START Record extracts

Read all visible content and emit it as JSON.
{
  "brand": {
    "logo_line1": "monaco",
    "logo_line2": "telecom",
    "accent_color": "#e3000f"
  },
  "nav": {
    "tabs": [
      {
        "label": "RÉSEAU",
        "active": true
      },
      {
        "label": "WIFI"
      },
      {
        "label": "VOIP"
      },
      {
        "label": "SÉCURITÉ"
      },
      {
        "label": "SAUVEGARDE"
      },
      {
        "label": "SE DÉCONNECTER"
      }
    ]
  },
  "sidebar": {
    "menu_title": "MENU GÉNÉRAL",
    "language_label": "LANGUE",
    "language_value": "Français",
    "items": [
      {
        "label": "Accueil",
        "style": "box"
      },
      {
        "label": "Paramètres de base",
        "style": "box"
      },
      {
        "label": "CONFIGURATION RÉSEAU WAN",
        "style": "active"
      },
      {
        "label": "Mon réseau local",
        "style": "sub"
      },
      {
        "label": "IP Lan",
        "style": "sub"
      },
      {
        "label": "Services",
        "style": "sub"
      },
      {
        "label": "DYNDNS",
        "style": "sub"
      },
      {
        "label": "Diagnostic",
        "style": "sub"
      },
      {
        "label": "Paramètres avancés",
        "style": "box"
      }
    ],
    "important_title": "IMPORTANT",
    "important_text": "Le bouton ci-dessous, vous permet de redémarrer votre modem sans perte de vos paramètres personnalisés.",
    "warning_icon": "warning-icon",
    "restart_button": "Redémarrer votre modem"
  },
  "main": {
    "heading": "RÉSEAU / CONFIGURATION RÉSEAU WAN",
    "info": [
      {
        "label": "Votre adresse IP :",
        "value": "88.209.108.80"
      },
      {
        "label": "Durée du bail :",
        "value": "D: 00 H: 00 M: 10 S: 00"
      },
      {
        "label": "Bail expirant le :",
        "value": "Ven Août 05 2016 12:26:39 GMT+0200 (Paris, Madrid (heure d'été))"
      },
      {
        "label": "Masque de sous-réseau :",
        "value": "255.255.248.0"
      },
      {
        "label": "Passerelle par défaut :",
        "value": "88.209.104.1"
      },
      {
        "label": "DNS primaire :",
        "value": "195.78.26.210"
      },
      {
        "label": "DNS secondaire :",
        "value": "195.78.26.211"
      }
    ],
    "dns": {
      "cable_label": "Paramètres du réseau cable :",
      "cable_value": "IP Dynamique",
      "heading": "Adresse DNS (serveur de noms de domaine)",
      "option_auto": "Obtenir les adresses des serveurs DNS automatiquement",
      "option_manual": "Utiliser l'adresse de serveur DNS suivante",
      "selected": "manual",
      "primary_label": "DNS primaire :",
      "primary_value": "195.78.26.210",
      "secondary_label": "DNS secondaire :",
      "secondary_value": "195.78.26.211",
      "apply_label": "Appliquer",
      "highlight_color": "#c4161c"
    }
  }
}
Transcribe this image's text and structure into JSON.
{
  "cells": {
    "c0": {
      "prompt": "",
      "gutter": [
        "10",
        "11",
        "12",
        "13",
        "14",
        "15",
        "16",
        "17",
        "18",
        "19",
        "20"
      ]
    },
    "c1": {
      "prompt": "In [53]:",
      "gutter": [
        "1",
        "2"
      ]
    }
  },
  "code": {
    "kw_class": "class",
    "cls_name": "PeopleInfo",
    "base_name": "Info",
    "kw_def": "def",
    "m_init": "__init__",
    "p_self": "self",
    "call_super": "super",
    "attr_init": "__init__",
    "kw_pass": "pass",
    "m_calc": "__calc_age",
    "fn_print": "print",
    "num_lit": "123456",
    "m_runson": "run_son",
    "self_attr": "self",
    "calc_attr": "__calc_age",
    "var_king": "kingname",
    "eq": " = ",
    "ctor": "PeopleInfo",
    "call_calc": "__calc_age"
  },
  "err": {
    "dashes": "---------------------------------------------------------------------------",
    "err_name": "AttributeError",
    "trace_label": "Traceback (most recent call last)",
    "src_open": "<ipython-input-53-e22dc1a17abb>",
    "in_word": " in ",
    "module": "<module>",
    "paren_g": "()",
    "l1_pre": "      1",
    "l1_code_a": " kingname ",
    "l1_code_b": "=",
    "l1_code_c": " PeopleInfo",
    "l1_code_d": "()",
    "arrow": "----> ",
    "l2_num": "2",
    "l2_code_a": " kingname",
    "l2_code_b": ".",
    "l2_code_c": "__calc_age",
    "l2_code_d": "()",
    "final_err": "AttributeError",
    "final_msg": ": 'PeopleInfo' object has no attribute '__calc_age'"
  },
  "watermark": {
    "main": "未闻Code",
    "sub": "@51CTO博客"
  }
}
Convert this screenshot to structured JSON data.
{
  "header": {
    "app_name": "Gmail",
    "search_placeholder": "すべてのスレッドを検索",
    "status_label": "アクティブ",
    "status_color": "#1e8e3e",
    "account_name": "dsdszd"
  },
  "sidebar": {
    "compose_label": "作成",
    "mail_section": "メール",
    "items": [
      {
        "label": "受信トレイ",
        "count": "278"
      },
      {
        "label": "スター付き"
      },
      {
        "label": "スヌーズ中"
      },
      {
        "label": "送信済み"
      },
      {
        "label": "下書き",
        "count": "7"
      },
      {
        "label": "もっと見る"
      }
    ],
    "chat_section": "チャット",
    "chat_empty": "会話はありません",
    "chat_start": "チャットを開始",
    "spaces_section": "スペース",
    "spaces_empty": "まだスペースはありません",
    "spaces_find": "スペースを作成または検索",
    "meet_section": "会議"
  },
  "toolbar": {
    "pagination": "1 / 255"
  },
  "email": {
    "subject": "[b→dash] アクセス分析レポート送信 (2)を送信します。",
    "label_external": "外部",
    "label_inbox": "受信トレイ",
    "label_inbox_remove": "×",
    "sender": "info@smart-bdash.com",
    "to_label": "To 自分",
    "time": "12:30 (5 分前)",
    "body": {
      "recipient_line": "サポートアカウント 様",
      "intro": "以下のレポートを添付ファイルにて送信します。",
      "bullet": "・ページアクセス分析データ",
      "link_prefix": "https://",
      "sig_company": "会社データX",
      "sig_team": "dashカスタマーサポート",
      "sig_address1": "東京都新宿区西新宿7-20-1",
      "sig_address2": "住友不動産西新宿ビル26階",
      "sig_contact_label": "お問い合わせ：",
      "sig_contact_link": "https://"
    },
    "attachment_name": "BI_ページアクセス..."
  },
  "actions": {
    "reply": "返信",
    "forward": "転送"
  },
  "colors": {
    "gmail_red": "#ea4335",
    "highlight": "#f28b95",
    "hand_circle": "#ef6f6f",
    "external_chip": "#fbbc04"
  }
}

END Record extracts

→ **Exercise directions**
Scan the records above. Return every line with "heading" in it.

→ **Result for this task**
    "heading": "RÉSEAU / CONFIGURATION RÉSEAU WAN",
      "heading": "Adresse DNS (serveur de noms de domaine)",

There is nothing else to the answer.